Feb. 4, 2020 – The estate of a career pipefitter who died from mesothelioma recently lost an appeal on claims that asbestos exposure caused his cancer and the exposure, in the course of his employment, violated the state’s safe place statute.
Norbert Nooyen worked for contractors involved in the construction of utility-owned nuclear power plants north of Sheboygan in the 1970s.
The power plants were jointly owned, in some form, by Madison Gas and Electric, Wisconsin Power & Light, and the Wisconsin Public Service Corporation.
In 2016, Nooyen was diagnosed with mesothelioma. In 2017, he filed a lawsuit against the utility companies. In 2018, the case pending, Nooyen died from the disease. The lawsuit continued under Nooyen’s estate, through administrator Jacqueline Nooyen.
The complaint alleged that Nooyen’s mesothelioma was caused by exposure to airborne asbestos fibers released while working in the power plants, and the power plant owners knew or should have known of the hazards of asbestos.
Specifically, the complaint alleged a violation of Wisconsin’s safe place statute, Wis. Stat. section 101.11(1), causing damages. The safe place statute requires employers “to furnish a place of employment which shall be safe for employees.”
The power plants, the complaint alleged, had a duty to warn Nooyen of the dangers of asbestos exposure and to establish safety protocols, among other duties.
But the defendant companies argued that Nooyen’s complaint was barred by the state’s construction statute of repose, section 893.89(2015-16), which barred causes of action against entities or persons “involved in the improvement to real property” after 10 years immediately following the date of substantial completion of the improvement. (Note: In 2018, enacted legislation shortened the exposure period from 10 to seven years).
The Brown County Circuit Court agreed with the defendants and dismissed the case. In Nooyen v. Wisconsin Electric Power Company, 2019AP289 (Jan. 22, 2020), a three-judge panel for the District III Court of Appeals affirmed the circuit court decision.
The panel rejected the estate’s claim that the statute of repose improperly barred the claim and applying the statute violated the estate’s constitutional right to a remedy.
There was no dispute that Nooyen’s claim was filed well beyond the statute of repose’s applicable “exposure period” of 10 years. But the panel examined whether the statute of repose applies, based on the source of the injuries alleged.
“[T]he crucial inquiry for purposes of determining whether the construction statute of repose applies is whether the safe place claims resulted from an injury caused by a structural defect or by an unsafe condition associated with the structure,” wrote Judge Lisa Stark, concluding the asserted injuries were caused by a structural defect.

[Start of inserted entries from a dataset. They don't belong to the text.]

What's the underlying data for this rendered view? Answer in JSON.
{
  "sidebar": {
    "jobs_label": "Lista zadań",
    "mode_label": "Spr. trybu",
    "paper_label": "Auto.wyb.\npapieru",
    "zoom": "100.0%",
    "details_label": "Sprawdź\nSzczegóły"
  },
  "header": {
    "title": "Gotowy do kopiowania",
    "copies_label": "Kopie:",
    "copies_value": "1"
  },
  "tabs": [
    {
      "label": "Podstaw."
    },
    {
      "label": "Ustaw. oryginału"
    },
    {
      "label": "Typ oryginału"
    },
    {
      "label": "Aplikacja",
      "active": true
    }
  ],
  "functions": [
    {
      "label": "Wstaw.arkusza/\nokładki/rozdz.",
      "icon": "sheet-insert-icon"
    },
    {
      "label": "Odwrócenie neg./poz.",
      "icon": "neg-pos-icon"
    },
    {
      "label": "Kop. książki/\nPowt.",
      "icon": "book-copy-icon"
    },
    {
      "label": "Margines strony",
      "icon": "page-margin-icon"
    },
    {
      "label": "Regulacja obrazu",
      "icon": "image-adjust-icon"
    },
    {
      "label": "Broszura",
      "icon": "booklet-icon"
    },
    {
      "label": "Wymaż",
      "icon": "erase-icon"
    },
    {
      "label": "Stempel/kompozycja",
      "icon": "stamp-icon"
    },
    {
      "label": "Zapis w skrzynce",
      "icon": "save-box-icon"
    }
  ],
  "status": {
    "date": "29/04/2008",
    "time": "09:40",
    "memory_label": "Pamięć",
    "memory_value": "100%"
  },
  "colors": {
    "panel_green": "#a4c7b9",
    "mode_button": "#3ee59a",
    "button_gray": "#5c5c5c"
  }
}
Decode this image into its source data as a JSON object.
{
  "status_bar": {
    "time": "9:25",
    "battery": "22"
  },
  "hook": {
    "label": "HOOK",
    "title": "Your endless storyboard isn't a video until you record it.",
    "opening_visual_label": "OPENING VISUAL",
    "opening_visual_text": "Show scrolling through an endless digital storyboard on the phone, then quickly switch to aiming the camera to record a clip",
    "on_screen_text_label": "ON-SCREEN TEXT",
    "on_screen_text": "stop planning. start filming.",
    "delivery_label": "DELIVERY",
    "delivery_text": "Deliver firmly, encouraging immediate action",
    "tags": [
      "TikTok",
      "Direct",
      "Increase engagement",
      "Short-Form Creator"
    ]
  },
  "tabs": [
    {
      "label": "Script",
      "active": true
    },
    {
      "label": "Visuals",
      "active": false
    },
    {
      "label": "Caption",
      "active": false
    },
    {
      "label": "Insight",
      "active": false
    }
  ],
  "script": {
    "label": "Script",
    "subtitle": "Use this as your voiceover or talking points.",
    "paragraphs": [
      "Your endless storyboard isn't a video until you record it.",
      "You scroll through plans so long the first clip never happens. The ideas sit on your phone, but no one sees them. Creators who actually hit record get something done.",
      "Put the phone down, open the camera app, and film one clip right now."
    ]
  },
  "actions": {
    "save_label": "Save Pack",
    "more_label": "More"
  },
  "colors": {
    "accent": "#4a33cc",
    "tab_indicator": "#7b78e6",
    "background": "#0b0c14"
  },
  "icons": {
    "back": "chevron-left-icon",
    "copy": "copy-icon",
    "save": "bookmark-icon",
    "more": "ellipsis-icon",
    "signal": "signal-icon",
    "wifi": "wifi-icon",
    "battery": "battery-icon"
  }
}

“Jacqueline does not allege that the asbestos was properly installed but then became unsafe over time because it was not appropriately repaired or maintained. Instead, it is the original construction process that she contends caused Norbert’s injury.”
The panel explained that Nooyen’s alleged exposure to asbestos fibers, released through installation, occurred during the original construction of the power plants. The panel distinguished cases in which asbestos fibers were released during maintenance.
The estate argued that the version of the statute of repose in existence in the 1970s, when the alleged injuries occurred, did not provide the same protections to real property owners and thus applying the statute here was an improper retroactive application.
The panel noted that Nooyen did not have a cognizable claim until 2016, when he was diagnosed, and the circuit court properly applied the statute in existence at that time.
Finally, the panel rejected the estate’s claim that the statute of repose unconstitutionally bars the estate’s right to a remedy under the Wisconsin Constitution (art. 1, section 9), noting that provision only applies to remedies “for an already existing right.”
The panel, noting a prior state supreme court decision, concluded that “applying § 893.89 to bar her claims does not violate her constitutional right to a remedy” because “Jacqueline possessed no right of recovery at the time she commenced this lawsuit.”